**What to work on:**
Everything in the entries except the pictures should be copied exactly.

**Records for processing:**
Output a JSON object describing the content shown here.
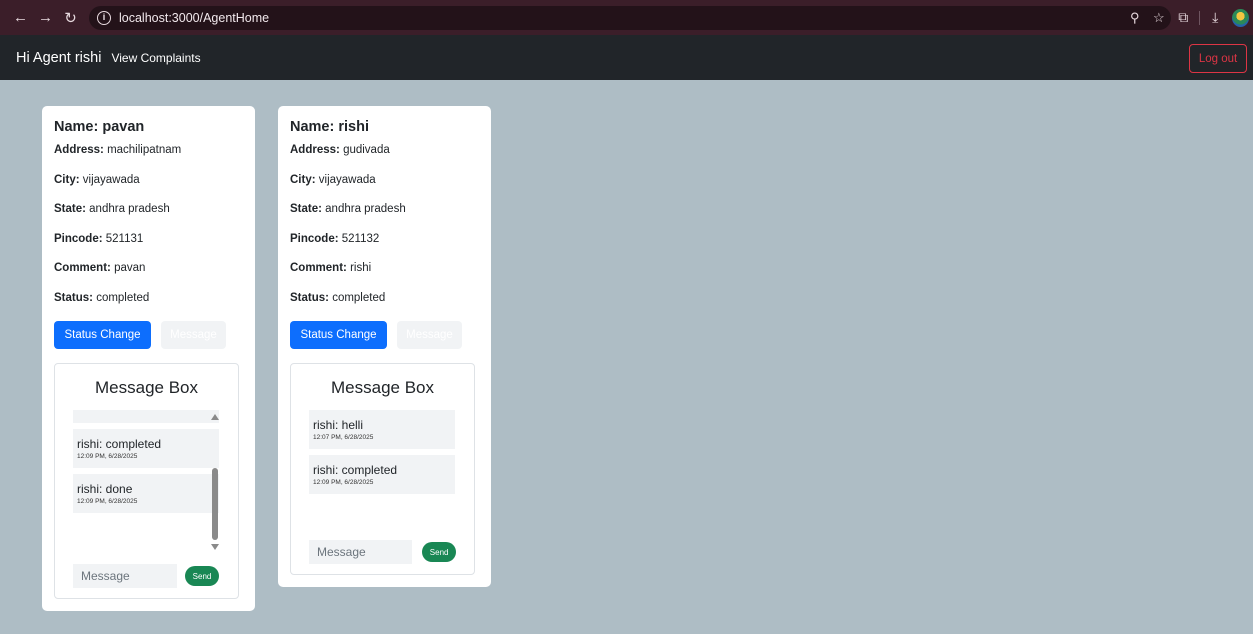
{
  "browser": {
    "url": "localhost:3000/AgentHome"
  },
  "navbar": {
    "brand": "Hi Agent rishi",
    "view_complaints": "View Complaints",
    "logout": "Log out"
  },
  "labels": {
    "name": "Name:",
    "address": "Address:",
    "city": "City:",
    "state": "State:",
    "pincode": "Pincode:",
    "comment": "Comment:",
    "status": "Status:",
    "status_change": "Status Change",
    "message": "Message",
    "message_box": "Message Box",
    "message_placeholder": "Message",
    "send": "Send"
  },
  "complaints": [
    {
      "name": "pavan",
      "address": "machilipatnam",
      "city": "vijayawada",
      "state": "andhra pradesh",
      "pincode": "521131",
      "comment": "pavan",
      "status": "completed",
      "messages": [
        {
          "text": "rishi: completed",
          "time": "12:09 PM, 6/28/2025"
        },
        {
          "text": "rishi: done",
          "time": "12:09 PM, 6/28/2025"
        }
      ]
    },
    {
      "name": "rishi",
      "address": "gudivada",
      "city": "vijayawada",
      "state": "andhra pradesh",
      "pincode": "521132",
      "comment": "rishi",
      "status": "completed",
      "messages": [
        {
          "text": "rishi: helli",
          "time": "12:07 PM, 6/28/2025"
        },
        {
          "text": "rishi: completed",
          "time": "12:09 PM, 6/28/2025"
        }
      ]
    }
  ]
}
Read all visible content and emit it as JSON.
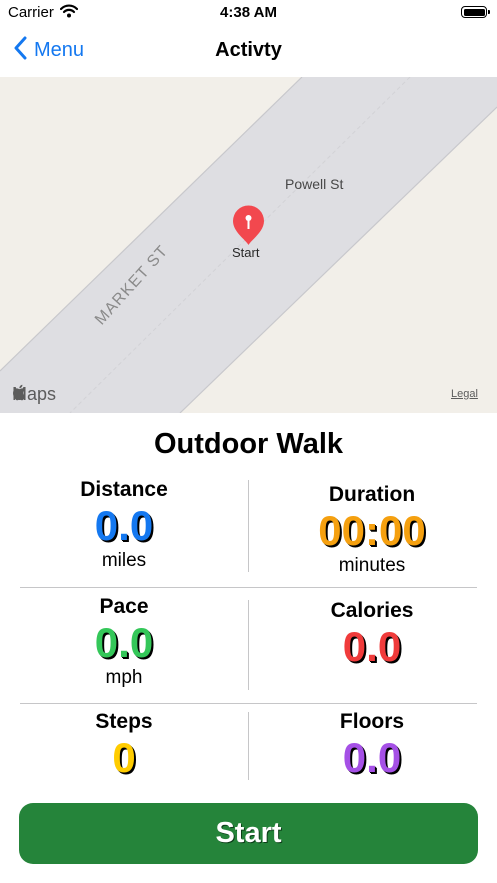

**Task response:**
Output a JSON object describing the content shown here.
{
  "browser": {
    "url": "localhost:3000/AgentHome"
  },
  "navbar": {
    "brand": "Hi Agent rishi",
    "view_complaints": "View Complaints",
    "logout": "Log out"
  },
  "labels": {
    "name": "Name:",
    "address": "Address:",
    "city": "City:",
    "state": "State:",
    "pincode": "Pincode:",
    "comment": "Comment:",
    "status": "Status:",
    "status_change": "Status Change",
    "message": "Message",
    "message_box": "Message Box",
    "message_placeholder": "Message",
    "send": "Send"
  },
  "complaints": [
    {
      "name": "pavan",
      "address": "machilipatnam",
      "city": "vijayawada",
      "state": "andhra pradesh",
      "pincode": "521131",
      "comment": "pavan",
      "status": "completed",
      "messages": [
        {
          "text": "rishi: completed",
          "time": "12:09 PM, 6/28/2025"
        },
        {
          "text": "rishi: done",
          "time": "12:09 PM, 6/28/2025"
        }
      ]
    },
    {
      "name": "rishi",
      "address": "gudivada",
      "city": "vijayawada",
      "state": "andhra pradesh",
      "pincode": "521132",
      "comment": "rishi",
      "status": "completed",
      "messages": [
        {
          "text": "rishi: helli",
          "time": "12:07 PM, 6/28/2025"
        },
        {
          "text": "rishi: completed",
          "time": "12:09 PM, 6/28/2025"
        }
      ]
    }
  ]
}
Read all visible content and emit it as JSON.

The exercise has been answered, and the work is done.